### Problem statement
Report all lines in the records that hold the string "JSON".

[Data records for software interfaces]
——
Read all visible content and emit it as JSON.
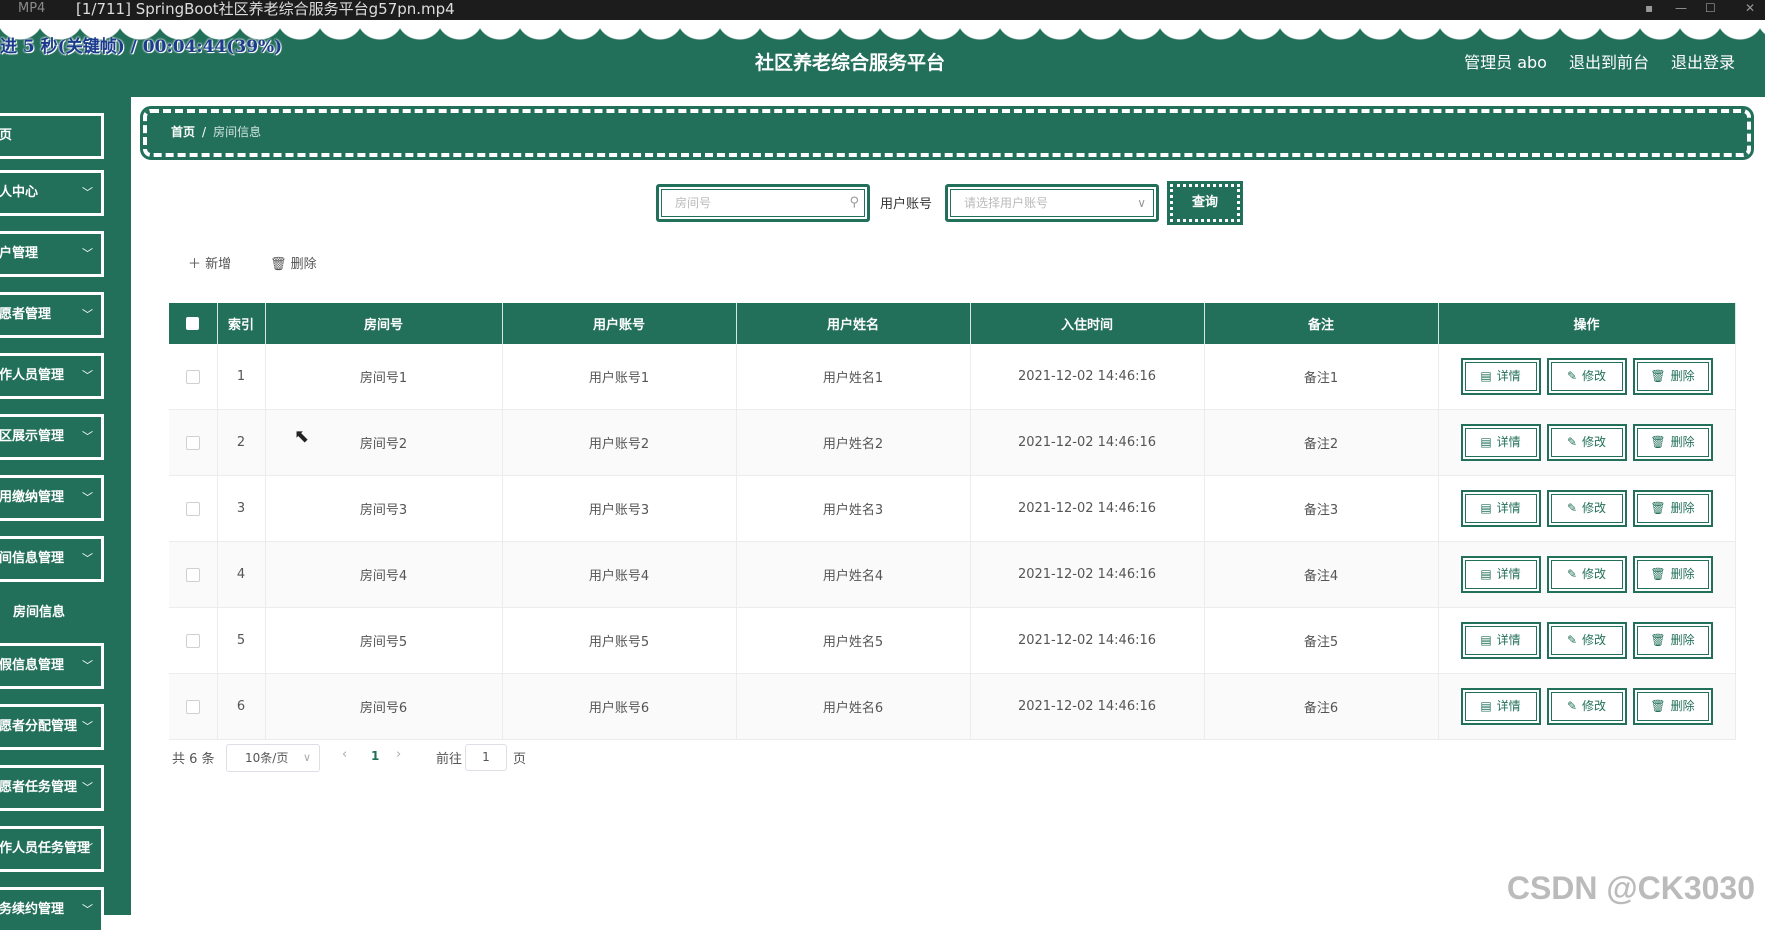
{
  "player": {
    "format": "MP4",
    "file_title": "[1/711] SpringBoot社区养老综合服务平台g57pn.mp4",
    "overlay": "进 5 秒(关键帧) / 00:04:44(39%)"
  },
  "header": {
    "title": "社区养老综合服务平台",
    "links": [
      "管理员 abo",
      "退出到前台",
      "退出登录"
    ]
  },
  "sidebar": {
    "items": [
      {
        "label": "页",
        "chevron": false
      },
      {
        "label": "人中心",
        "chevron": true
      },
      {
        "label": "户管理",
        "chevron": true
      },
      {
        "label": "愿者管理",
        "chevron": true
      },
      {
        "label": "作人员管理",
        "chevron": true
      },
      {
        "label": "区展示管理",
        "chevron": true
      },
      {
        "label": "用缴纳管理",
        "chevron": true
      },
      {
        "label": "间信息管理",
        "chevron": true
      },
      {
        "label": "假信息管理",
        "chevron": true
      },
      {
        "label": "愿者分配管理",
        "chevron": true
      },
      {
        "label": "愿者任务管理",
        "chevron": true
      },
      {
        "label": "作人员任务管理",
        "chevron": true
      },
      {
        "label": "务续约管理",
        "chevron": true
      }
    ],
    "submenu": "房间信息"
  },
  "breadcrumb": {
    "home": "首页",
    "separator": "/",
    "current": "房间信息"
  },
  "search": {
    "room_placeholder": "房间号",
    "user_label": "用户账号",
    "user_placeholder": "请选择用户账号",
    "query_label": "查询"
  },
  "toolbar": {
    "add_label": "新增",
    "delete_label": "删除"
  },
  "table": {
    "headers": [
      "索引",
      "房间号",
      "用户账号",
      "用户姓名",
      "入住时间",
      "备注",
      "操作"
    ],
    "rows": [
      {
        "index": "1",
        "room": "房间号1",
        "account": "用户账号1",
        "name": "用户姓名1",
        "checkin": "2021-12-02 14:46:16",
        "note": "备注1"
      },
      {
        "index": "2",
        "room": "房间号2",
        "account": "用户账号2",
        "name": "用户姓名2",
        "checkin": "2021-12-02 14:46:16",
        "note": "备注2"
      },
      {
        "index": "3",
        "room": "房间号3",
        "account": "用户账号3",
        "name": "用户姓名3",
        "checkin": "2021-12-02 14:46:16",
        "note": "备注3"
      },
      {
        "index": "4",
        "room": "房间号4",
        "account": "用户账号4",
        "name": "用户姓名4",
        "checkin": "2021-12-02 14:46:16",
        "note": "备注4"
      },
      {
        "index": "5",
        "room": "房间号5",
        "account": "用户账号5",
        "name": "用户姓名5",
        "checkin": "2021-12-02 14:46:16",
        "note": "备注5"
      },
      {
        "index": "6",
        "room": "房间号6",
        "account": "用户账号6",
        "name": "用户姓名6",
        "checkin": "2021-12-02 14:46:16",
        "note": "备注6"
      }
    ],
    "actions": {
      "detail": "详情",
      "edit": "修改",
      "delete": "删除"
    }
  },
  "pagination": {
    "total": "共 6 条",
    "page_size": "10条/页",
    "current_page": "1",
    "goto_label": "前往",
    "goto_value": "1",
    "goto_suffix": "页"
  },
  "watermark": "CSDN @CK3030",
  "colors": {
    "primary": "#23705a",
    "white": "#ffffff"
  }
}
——
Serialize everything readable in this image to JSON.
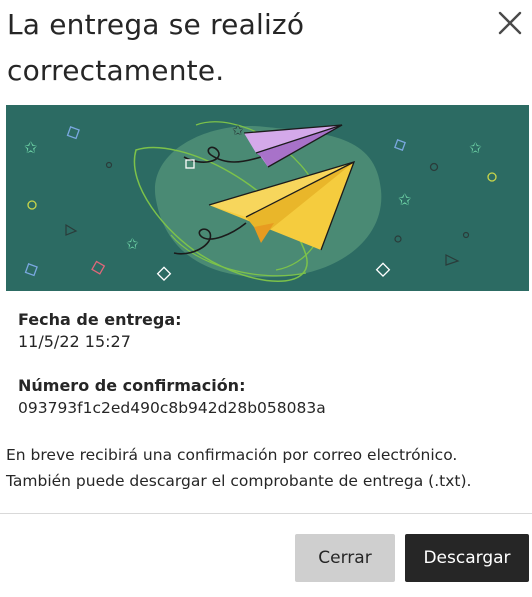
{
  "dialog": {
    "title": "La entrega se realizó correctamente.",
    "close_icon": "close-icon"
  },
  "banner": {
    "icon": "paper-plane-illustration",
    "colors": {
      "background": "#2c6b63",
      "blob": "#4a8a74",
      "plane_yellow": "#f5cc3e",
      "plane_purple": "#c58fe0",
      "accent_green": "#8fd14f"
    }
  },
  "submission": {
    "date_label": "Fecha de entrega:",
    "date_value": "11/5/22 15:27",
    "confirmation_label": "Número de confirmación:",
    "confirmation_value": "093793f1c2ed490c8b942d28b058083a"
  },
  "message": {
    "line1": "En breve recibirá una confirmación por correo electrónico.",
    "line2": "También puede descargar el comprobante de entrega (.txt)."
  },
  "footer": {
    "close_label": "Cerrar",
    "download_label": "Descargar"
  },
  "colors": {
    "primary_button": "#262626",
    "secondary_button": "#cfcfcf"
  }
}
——
### Solution below
Read all visible content and emit it as JSON.
Serialize everything readable in this image to JSON.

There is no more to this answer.